Christmas this year will be so very different from last year. We took for granted our family get-togethers, works socials, even just meeting friends for a drink or a meal. Shopping for gifts has been affected, as lots of people prefer to shop online, rather than risk going into crowded stores. My heart goes out to anyone who will be alone this Christmas, unable to meet with loved ones because of the strict limitations imposed.

No-one need be completely alone, though. Jesus Christ will be with anyone who calls on Him and puts their trust and faith in Him.

"Peace I leave with you; my peace I give you. I do not give to you as the world gives. Do not let your hearts be troubled and do not be afraid." (John 14:27)

The Cross of Hope

"But the angel said to them, 'Do not be afraid. I bring you good news that will cause great joy for all the people." (Luke 2:10)

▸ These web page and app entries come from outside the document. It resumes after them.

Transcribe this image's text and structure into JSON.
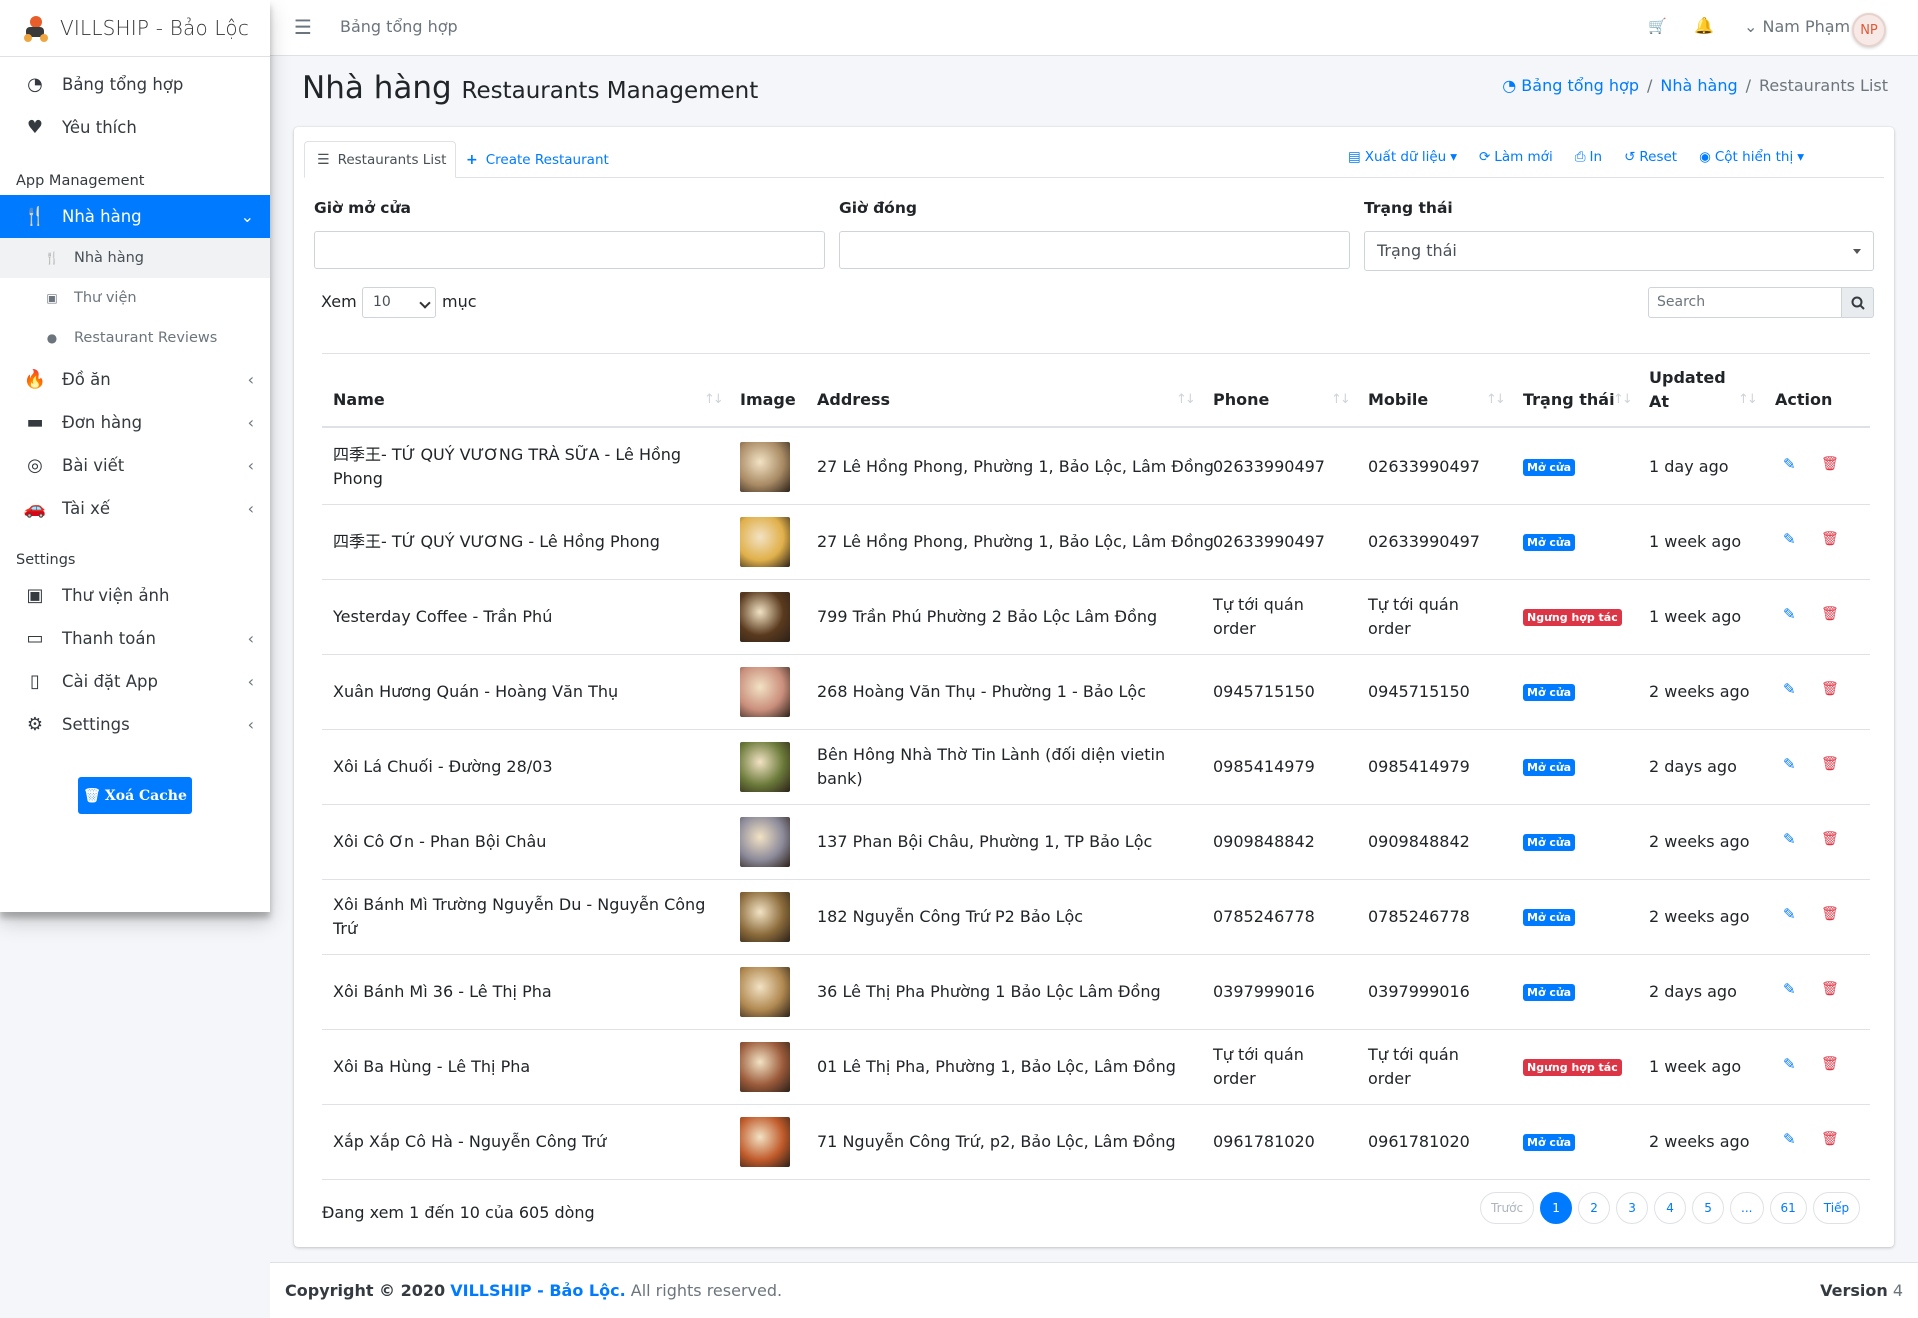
{
  "brand": "VILLSHIP - Bảo Lộc",
  "sidebar": {
    "top_items": [
      {
        "label": "Bảng tổng hợp",
        "icon": "dashboard-icon"
      },
      {
        "label": "Yêu thích",
        "icon": "heart-icon"
      }
    ],
    "app_header": "App Management",
    "restaurant": "Nhà hàng",
    "sub_items": [
      {
        "label": "Nhà hàng",
        "icon": "utensils-icon"
      },
      {
        "label": "Thư viện",
        "icon": "image-icon"
      },
      {
        "label": "Restaurant Reviews",
        "icon": "comments-icon"
      }
    ],
    "app_items": [
      {
        "label": "Đồ ăn",
        "icon": "fire-icon"
      },
      {
        "label": "Đơn hàng",
        "icon": "archive-icon"
      },
      {
        "label": "Bài viết",
        "icon": "life-ring-icon"
      },
      {
        "label": "Tài xế",
        "icon": "car-icon"
      }
    ],
    "settings_header": "Settings",
    "settings_items": [
      {
        "label": "Thư viện ảnh",
        "icon": "image-icon"
      },
      {
        "label": "Thanh toán",
        "icon": "credit-card-icon"
      },
      {
        "label": "Cài đặt App",
        "icon": "mobile-icon"
      },
      {
        "label": "Settings",
        "icon": "cogs-icon"
      }
    ],
    "cache_button": "Xoá Cache"
  },
  "topbar": {
    "crumb": "Bảng tổng hợp",
    "user": "Nam Phạm",
    "avatar": "NP"
  },
  "header": {
    "title": "Nhà hàng",
    "subtitle": "Restaurants Management",
    "breadcrumb": [
      "Bảng tổng hợp",
      "Nhà hàng",
      "Restaurants List"
    ]
  },
  "tabs": {
    "list": "Restaurants List",
    "create": "Create Restaurant"
  },
  "toolbar": {
    "export": "Xuất dữ liệu",
    "refresh": "Làm mới",
    "print": "In",
    "reset": "Reset",
    "columns": "Cột hiển thị"
  },
  "filters": {
    "open_label": "Giờ mở cửa",
    "close_label": "Giờ đóng",
    "status_label": "Trạng thái",
    "status_value": "Trạng thái"
  },
  "table_controls": {
    "show": "Xem",
    "length": "10",
    "entries": "mục",
    "search_placeholder": "Search"
  },
  "columns": {
    "name": "Name",
    "image": "Image",
    "address": "Address",
    "phone": "Phone",
    "mobile": "Mobile",
    "status": "Trạng thái",
    "updated_1": "Updated",
    "updated_2": "At",
    "action": "Action"
  },
  "rows": [
    {
      "name_1": "四季王- TỨ QUÝ VƯƠNG TRÀ SỮA - Lê Hồng",
      "name_2": "Phong",
      "address_1": "27 Lê Hồng Phong, Phường 1, Bảo Lộc, Lâm Đồng",
      "address_2": "",
      "phone_1": "02633990497",
      "phone_2": "",
      "mobile_1": "02633990497",
      "mobile_2": "",
      "status": "Mở cửa",
      "status_type": "ok",
      "updated": "1 day ago",
      "thumb": "#a88a64"
    },
    {
      "name_1": "四季王- TỨ QUÝ VƯƠNG - Lê Hồng Phong",
      "name_2": "",
      "address_1": "27 Lê Hồng Phong, Phường 1, Bảo Lộc, Lâm Đồng",
      "address_2": "",
      "phone_1": "02633990497",
      "phone_2": "",
      "mobile_1": "02633990497",
      "mobile_2": "",
      "status": "Mở cửa",
      "status_type": "ok",
      "updated": "1 week ago",
      "thumb": "#e0b04a"
    },
    {
      "name_1": "Yesterday Coffee - Trần Phú",
      "name_2": "",
      "address_1": "799 Trần Phú Phường 2 Bảo Lộc Lâm Đồng",
      "address_2": "",
      "phone_1": "Tự tới quán",
      "phone_2": "order",
      "mobile_1": "Tự tới quán",
      "mobile_2": "order",
      "status": "Ngưng hợp tác",
      "status_type": "stop",
      "updated": "1 week ago",
      "thumb": "#5a3a1e"
    },
    {
      "name_1": "Xuân Hương Quán - Hoàng Văn Thụ",
      "name_2": "",
      "address_1": "268 Hoàng Văn Thụ - Phường 1 - Bảo Lộc",
      "address_2": "",
      "phone_1": "0945715150",
      "phone_2": "",
      "mobile_1": "0945715150",
      "mobile_2": "",
      "status": "Mở cửa",
      "status_type": "ok",
      "updated": "2 weeks ago",
      "thumb": "#c98e7c"
    },
    {
      "name_1": "Xôi Lá Chuối - Đường 28/03",
      "name_2": "",
      "address_1": "Bên Hông Nhà Thờ Tin Lành (đối diện vietin",
      "address_2": "bank)",
      "phone_1": "0985414979",
      "phone_2": "",
      "mobile_1": "0985414979",
      "mobile_2": "",
      "status": "Mở cửa",
      "status_type": "ok",
      "updated": "2 days ago",
      "thumb": "#6b7a3a"
    },
    {
      "name_1": "Xôi Cô Ơn - Phan Bội Châu",
      "name_2": "",
      "address_1": "137 Phan Bội Châu, Phường 1, TP Bảo Lộc",
      "address_2": "",
      "phone_1": "0909848842",
      "phone_2": "",
      "mobile_1": "0909848842",
      "mobile_2": "",
      "status": "Mở cửa",
      "status_type": "ok",
      "updated": "2 weeks ago",
      "thumb": "#8c8a9a"
    },
    {
      "name_1": "Xôi Bánh Mì Trường Nguyễn Du - Nguyễn Công",
      "name_2": "Trứ",
      "address_1": "182 Nguyễn Công Trứ P2 Bảo Lộc",
      "address_2": "",
      "phone_1": "0785246778",
      "phone_2": "",
      "mobile_1": "0785246778",
      "mobile_2": "",
      "status": "Mở cửa",
      "status_type": "ok",
      "updated": "2 weeks ago",
      "thumb": "#8a6a3a"
    },
    {
      "name_1": "Xôi Bánh Mì 36 - Lê Thị Pha",
      "name_2": "",
      "address_1": "36 Lê Thị Pha Phường 1 Bảo Lộc Lâm Đồng",
      "address_2": "",
      "phone_1": "0397999016",
      "phone_2": "",
      "mobile_1": "0397999016",
      "mobile_2": "",
      "status": "Mở cửa",
      "status_type": "ok",
      "updated": "2 days ago",
      "thumb": "#b08850"
    },
    {
      "name_1": "Xôi Ba Hùng - Lê Thị Pha",
      "name_2": "",
      "address_1": "01 Lê Thị Pha, Phường 1, Bảo Lộc, Lâm Đồng",
      "address_2": "",
      "phone_1": "Tự tới quán",
      "phone_2": "order",
      "mobile_1": "Tự tới quán",
      "mobile_2": "order",
      "status": "Ngưng hợp tác",
      "status_type": "stop",
      "updated": "1 week ago",
      "thumb": "#9a5a3a"
    },
    {
      "name_1": "Xắp Xắp Cô Hà - Nguyễn Công Trứ",
      "name_2": "",
      "address_1": "71 Nguyễn Công Trứ, p2, Bảo Lộc, Lâm Đồng",
      "address_2": "",
      "phone_1": "0961781020",
      "phone_2": "",
      "mobile_1": "0961781020",
      "mobile_2": "",
      "status": "Mở cửa",
      "status_type": "ok",
      "updated": "2 weeks ago",
      "thumb": "#c05a2a"
    }
  ],
  "table_info": "Đang xem 1 đến 10 của 605 dòng",
  "pagination": [
    "Trước",
    "1",
    "2",
    "3",
    "4",
    "5",
    "...",
    "61",
    "Tiếp"
  ],
  "footer": {
    "copyright_prefix": "Copyright © 2020",
    "brand": "VILLSHIP - Bảo Lộc.",
    "suffix": "All rights reserved.",
    "version_label": "Version",
    "version": "4"
  }
}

Before I became a Christian, my Christmas celebrations were rather different than my current ones. As I have already stated, I always believed in God long before I made my commitment to Him. Nevertheless, God definitely was on the back burner for me. I was, of course, aware of the Christmas story from school and Sunday school when I was a child. I knew about the baby Jesus, the shepherds and the wise men. I even enjoyed the carol singing.

But as I grew into my late teens and beyond, my main concern was the parties I would be invited to, the presents I would receive and - yes, I will admit it - the food and alcohol I would consume during the 'festive season'. I had plenty of good times but I wouldn't swap them for my Christmases since I accepted Jesus into my life and finally realised what Christmas is all about.

Christmas at the language school in Wroclaw was very interesting. We were asked to assist at the carol services held in the Baptist church, and the atmosphere was beautiful, with candles lit everywhere. All the staff from the school would dress the church with sprays of holly, leaves, and homemade decorations crafted by the more talented and artistic teachers (not including me!)

The children in my classes loved the film, 'Elf' and we watched this in class, while they scoffed all the snacks and drinks I had treated them to. The favourite film at Christmas is 'Home Alone' - not a choice I share, I have to admit - but each to their own!😀

"In His name, the nations will put their hope" (Matthew 12:15)

The Polish celebrate Christmas in a different way from us. Their focus is on Christmas Eve, rather than Christmas Day. During the build-up to Christmas, Poles prepare their houses by intensive cleaning, especially windows and carpets, making sure they are pristine and ready for visitors.

The main Christmas meal is eaten on Christmas Eve, and is called Christmas Eve supper. It is traditional that no food be eaten until the first star is seen in the sky, and children are encouraged to scan the sky for sight of this star.

Looking for the first star is a reminder of the wise men who followed a star to visit Jesus when He was born. "And behold the star that they had seen when it rose went before them until it came to rest over the place where the child was." (Matthew 2:9)

The traditional Polish Christmas meal comprises 12 dishes, meant to give good luck for the following 12 months. Poland is largely a catholic country and so the meal is usually meat-free, to remember the animals who took care of baby Jesus in the manger. The 12 dishes symbolise Jesus's disciples, and one of the courses is often beetroot soup, a taste I acquired whilst living and working in Poland. Carp is often the main dish, which is traditionally bought live a few days earlier, and swims in the bath until the lady of the house kills it! Nowadays, most people simply buy carp fillet, especially those who only have a shower, and no bath.

Presents are opened on Christmas Eve, too, but not until the meal is finished, and everyone is expected to at least taste each dish. Nativity plays are popular in Polish schools but are often more secular than religious, and sometimes the Christmas story is translated into modern times.

Whatever your plans to celebrate this Christmas, wherever you are and whoever you're with, I truly wish you a blessed, peaceful, safe and healthy time.

If you have enjoyed this blog, please would you share it with family, friends, colleagues - anyone who you think might like to read it.

No Christ, no hope - know Christ, know hope.

Love, Ann ❤